[Interface dataset entries]
========================================================================
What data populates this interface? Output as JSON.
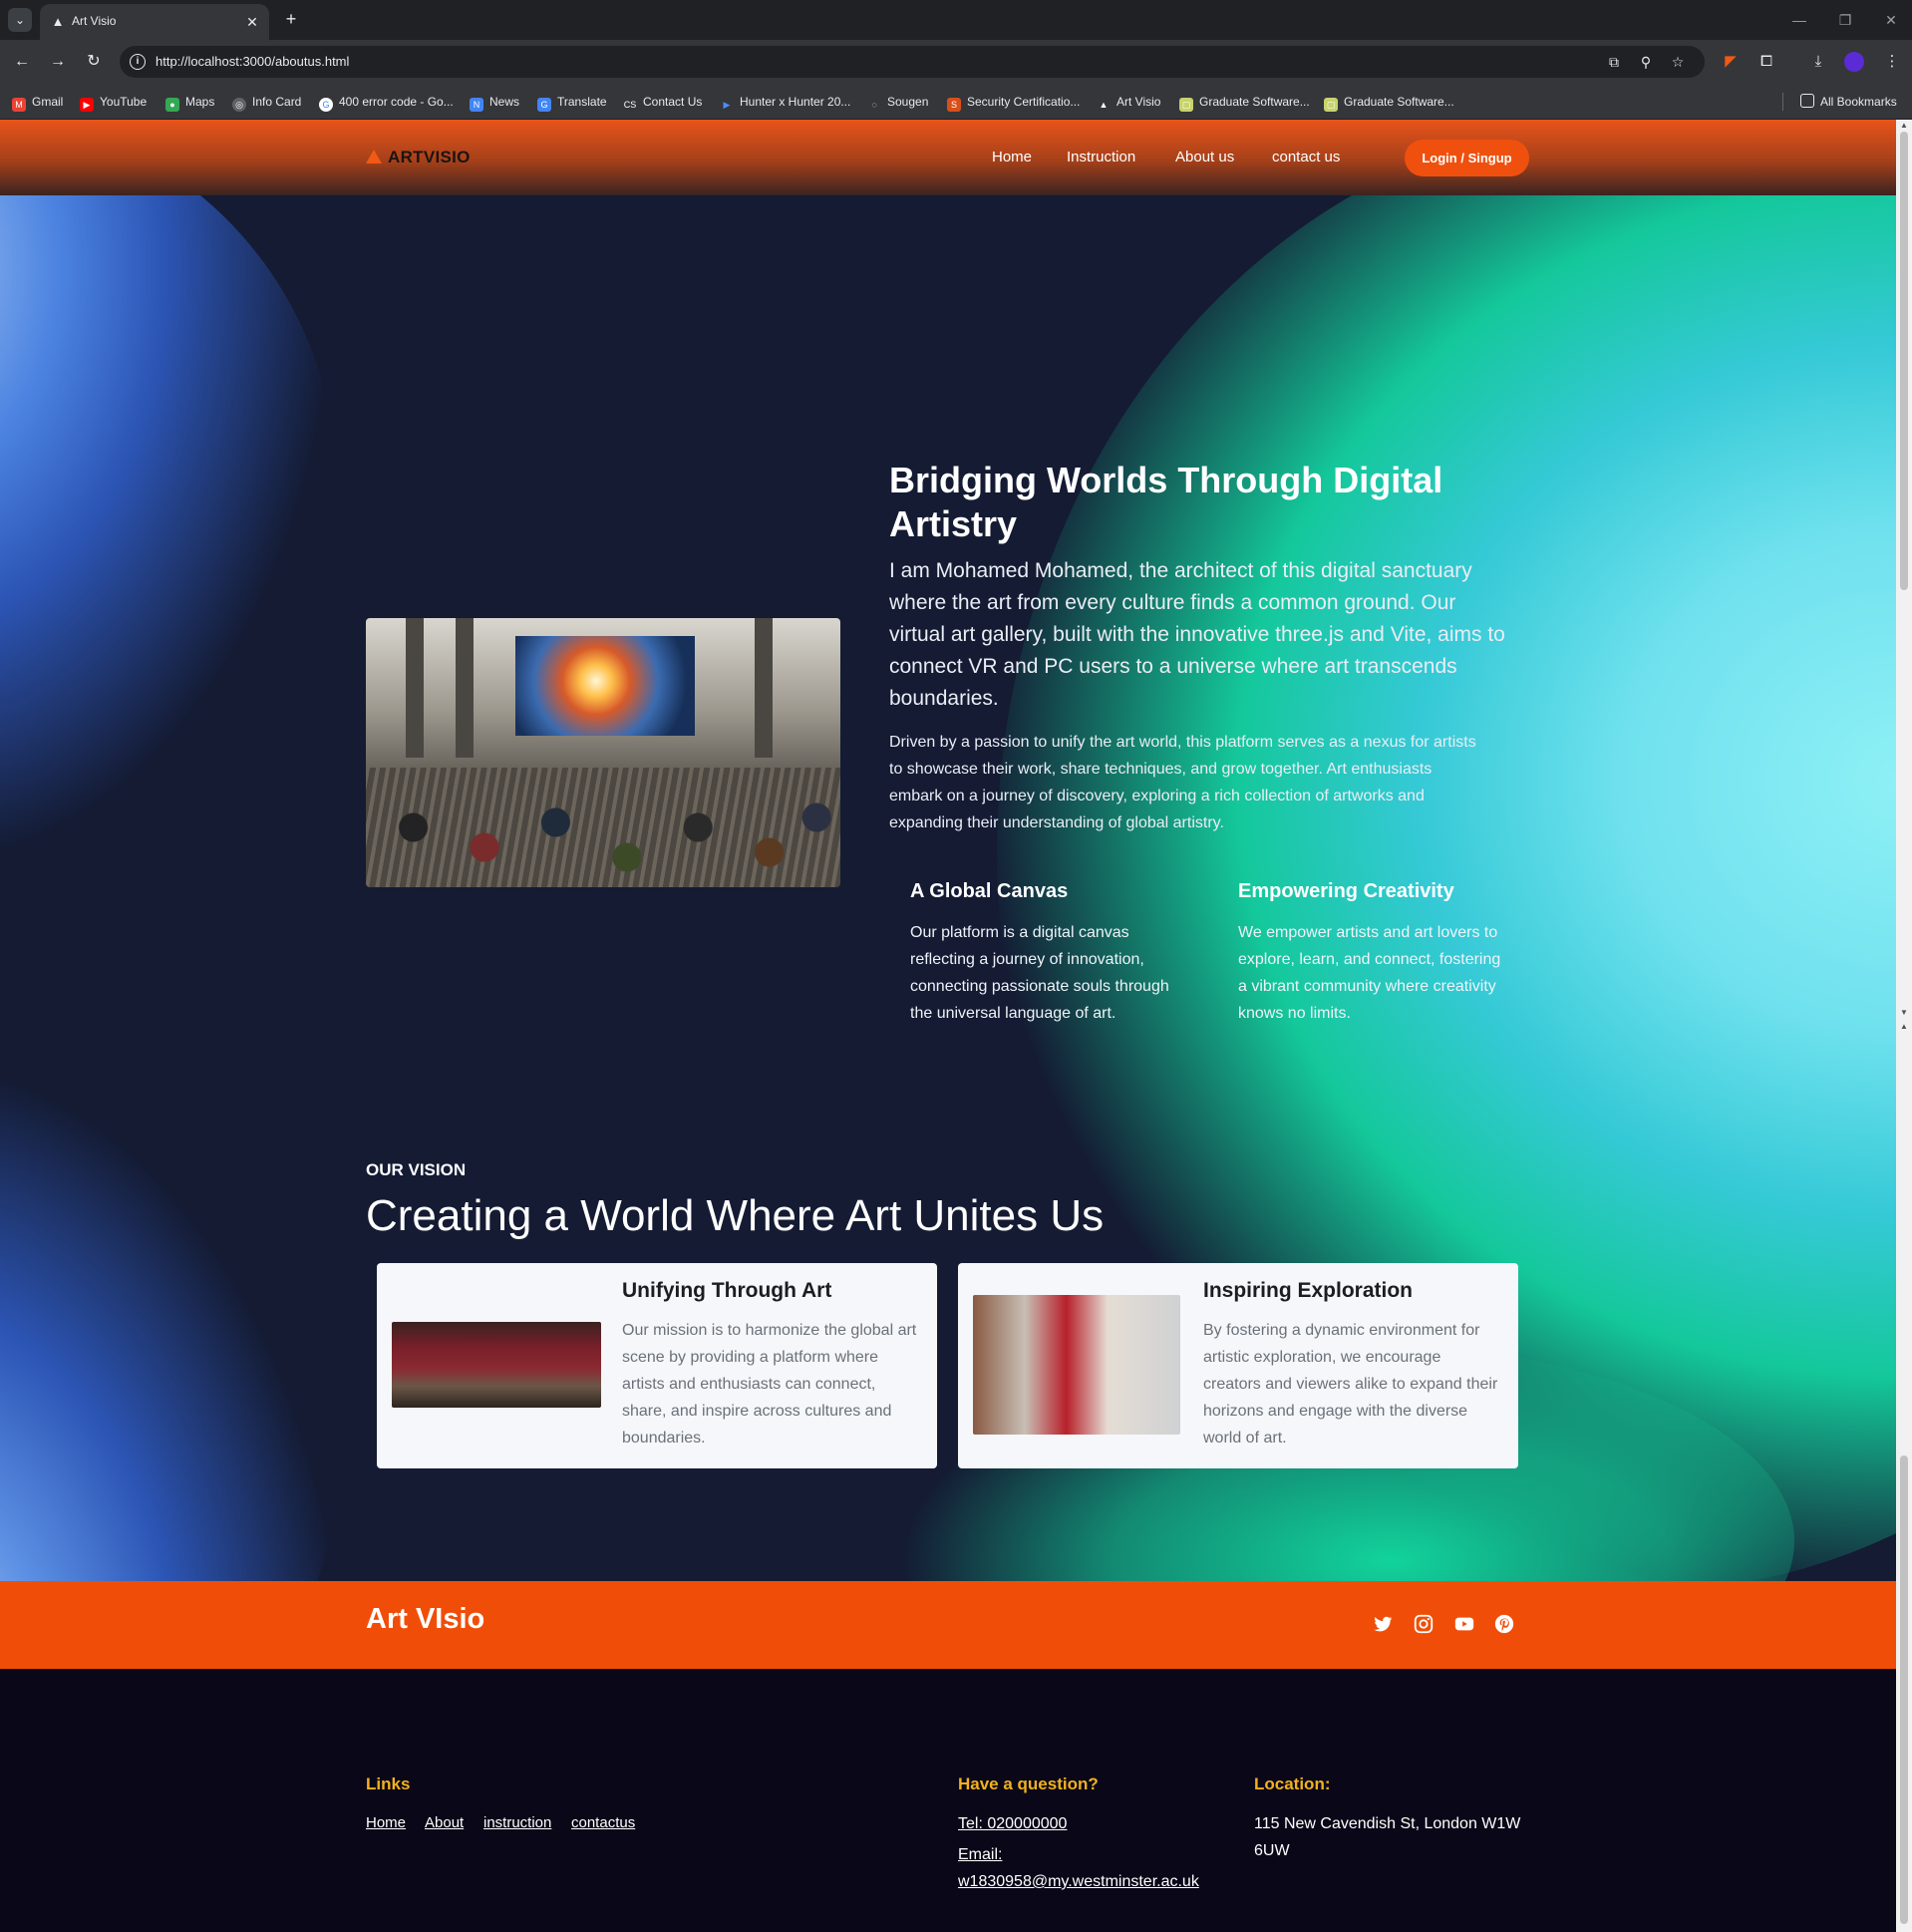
{
  "browser": {
    "tab_title": "Art Visio",
    "url": "http://localhost:3000/aboutus.html",
    "bookmarks": [
      "Gmail",
      "YouTube",
      "Maps",
      "Info Card",
      "400 error code - Go...",
      "News",
      "Translate",
      "Contact Us",
      "Hunter x Hunter 20...",
      "Sougen",
      "Security Certificatio...",
      "Art Visio",
      "Graduate Software...",
      "Graduate Software..."
    ],
    "all_bookmarks": "All Bookmarks"
  },
  "nav": {
    "logo": "ARTVISIO",
    "links": [
      "Home",
      "Instruction",
      "About us",
      "contact us"
    ],
    "login": "Login / Singup"
  },
  "about": {
    "title": "Bridging Worlds Through Digital Artistry",
    "lead": "I am Mohamed Mohamed, the architect of this digital sanctuary where the art from every culture finds a common ground. Our virtual art gallery, built with the innovative three.js and Vite, aims to connect VR and PC users to a universe where art transcends boundaries.",
    "body": "Driven by a passion to unify the art world, this platform serves as a nexus for artists to showcase their work, share techniques, and grow together. Art enthusiasts embark on a journey of discovery, exploring a rich collection of artworks and expanding their understanding of global artistry.",
    "features": [
      {
        "title": "A Global Canvas",
        "text": "Our platform is a digital canvas reflecting a journey of innovation, connecting passionate souls through the universal language of art."
      },
      {
        "title": "Empowering Creativity",
        "text": "We empower artists and art lovers to explore, learn, and connect, fostering a vibrant community where creativity knows no limits."
      }
    ]
  },
  "vision": {
    "kicker": "OUR VISION",
    "title": "Creating a World Where Art Unites Us",
    "cards": [
      {
        "title": "Unifying Through Art",
        "text": "Our mission is to harmonize the global art scene by providing a platform where artists and enthusiasts can connect, share, and inspire across cultures and boundaries."
      },
      {
        "title": "Inspiring Exploration",
        "text": "By fostering a dynamic environment for artistic exploration, we encourage creators and viewers alike to expand their horizons and engage with the diverse world of art."
      }
    ]
  },
  "footer": {
    "brand": "Art VIsio",
    "social": [
      "twitter-icon",
      "instagram-icon",
      "youtube-icon",
      "pinterest-icon"
    ],
    "links_heading": "Links",
    "links": [
      "Home",
      "About",
      "instruction",
      "contactus"
    ],
    "question_heading": "Have a question?",
    "tel": "Tel: 020000000",
    "email_label": "Email:",
    "email": "w1830958@my.westminster.ac.uk",
    "location_heading": "Location:",
    "location": "115 New Cavendish St, London W1W 6UW"
  },
  "colors": {
    "accent": "#f04e08",
    "footer_heading": "#f2b11d",
    "page_bg": "#141b33"
  }
}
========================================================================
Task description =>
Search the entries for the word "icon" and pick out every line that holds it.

Answer box =>
      "twitter-icon",
      "instagram-icon",
      "youtube-icon",
      "pinterest-icon"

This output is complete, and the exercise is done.